Blowin’ His Horn by Doug Jacquier
Guy strolls into the club like he’s so cool he’s trailin’ dry ice. Wearin’ a technicolour coat that looks like he borrowed it from Joseph, know what I’m sayin’? Middle of the day but he’s wearin’ shades. Must need ‘em for when he looks at himself in the mirror, know what I’m sayin’? Asks if it’s OK if he sits in for our next jam, kinda like an audition. I shrug and nod. Unpacks his horn and gives it a polish with the edge of his coat. Cat calls himself Rainbow. A few bars in, we call him Painblow.
Cool for Cats by Geoff Le Pard
‘Logan, did you ever do drugs?’
‘What’s this, Morgan? You joined the moral majority?’
‘No. My uncle Thaddeus popped in…’
‘Taddy the Tab.’
‘That’s him. He said everyone born after 1955 did something. I told him you didn’t.’
‘You’re the most anal uptight person I know…’
‘Squeeze had me in mind when they wrote Cool for Cats.’
‘Oh yes. I saw everything in multi-technicolour rainbows, life’s an Elysian Field….’
‘I never knew…’
‘If that’s all, I need to get to the library and change my books…’

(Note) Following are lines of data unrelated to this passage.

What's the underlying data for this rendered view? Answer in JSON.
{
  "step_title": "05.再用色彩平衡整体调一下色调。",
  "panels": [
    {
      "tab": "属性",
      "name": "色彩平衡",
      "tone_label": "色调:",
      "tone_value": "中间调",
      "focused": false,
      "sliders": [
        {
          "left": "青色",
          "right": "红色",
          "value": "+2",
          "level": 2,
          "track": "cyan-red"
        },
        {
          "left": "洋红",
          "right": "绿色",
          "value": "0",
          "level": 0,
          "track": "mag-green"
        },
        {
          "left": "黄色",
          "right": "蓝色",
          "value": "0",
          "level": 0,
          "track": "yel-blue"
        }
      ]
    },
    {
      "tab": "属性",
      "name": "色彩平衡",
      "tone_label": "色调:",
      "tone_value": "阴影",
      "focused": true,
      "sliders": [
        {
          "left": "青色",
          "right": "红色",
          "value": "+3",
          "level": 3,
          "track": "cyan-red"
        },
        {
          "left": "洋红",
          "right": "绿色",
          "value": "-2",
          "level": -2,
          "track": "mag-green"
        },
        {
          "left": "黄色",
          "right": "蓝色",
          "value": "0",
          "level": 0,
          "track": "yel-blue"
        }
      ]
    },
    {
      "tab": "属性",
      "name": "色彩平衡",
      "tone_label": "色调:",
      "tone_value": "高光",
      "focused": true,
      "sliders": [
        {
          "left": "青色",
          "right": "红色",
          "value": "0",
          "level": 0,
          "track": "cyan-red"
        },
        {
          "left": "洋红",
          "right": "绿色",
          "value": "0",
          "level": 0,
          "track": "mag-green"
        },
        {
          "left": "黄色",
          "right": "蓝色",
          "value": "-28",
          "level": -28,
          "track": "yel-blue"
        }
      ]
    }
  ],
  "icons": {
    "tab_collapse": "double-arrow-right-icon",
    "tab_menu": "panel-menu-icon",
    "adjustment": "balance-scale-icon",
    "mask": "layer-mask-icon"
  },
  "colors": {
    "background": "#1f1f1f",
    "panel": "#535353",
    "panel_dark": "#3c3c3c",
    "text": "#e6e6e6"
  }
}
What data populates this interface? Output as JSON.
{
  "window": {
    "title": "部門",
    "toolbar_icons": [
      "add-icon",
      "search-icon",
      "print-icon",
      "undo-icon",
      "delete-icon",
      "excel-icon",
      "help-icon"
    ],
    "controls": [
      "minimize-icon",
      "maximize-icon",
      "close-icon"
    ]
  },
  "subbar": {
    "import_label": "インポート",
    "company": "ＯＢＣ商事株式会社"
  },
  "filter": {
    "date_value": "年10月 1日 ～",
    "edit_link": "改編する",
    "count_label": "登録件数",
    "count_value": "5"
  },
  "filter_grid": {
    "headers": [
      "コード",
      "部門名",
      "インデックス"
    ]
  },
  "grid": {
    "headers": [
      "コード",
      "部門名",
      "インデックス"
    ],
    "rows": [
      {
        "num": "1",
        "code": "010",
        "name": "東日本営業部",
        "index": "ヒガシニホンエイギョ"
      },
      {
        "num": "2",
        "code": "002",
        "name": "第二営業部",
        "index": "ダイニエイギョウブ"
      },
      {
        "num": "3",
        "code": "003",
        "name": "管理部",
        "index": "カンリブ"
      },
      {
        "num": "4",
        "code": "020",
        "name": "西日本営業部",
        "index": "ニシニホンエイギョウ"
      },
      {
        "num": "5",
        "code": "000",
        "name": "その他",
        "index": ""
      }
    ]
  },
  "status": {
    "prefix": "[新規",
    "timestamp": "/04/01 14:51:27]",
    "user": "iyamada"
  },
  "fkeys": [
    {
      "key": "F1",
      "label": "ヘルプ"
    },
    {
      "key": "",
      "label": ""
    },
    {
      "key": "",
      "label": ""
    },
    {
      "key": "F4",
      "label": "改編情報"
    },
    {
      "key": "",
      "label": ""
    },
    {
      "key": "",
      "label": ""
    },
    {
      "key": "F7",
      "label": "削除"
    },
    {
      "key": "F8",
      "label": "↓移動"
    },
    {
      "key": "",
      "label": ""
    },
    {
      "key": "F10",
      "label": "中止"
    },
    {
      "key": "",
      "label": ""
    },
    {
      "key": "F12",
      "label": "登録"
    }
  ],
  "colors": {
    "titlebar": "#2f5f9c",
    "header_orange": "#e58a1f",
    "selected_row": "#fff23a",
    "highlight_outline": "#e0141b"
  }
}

‘Not much has changed then?’
‘Still too cool for school…’
Rainbow’s the Cool Cat at Carrot Ranch
When Pigs Fly by D. Avery
“Been mighty quiet, Kid. Cat got yer tongue?”
“So ta speak. Got nuthin’ fer this prompt. Asides, last time ya made me return the rainbow cat ta the library. I ain’t doin’ this un. It’s the end a the rainbow far as I’m concerned.”
“Well I’m concerned; yer up ta somethin’. Where ya takin’ thet pig?”
“Gonna teach Curly ta point an’ flush pheasant, keep ‘em outta the corn. Look’t her go! Must be onta one. She’s practic’ly flyin’ ta the cornfield!”
“There ain’t no bird, Kid.”
“Shift! She’s eatin’ up the corn.”
“Curly’s found her pot a gold.”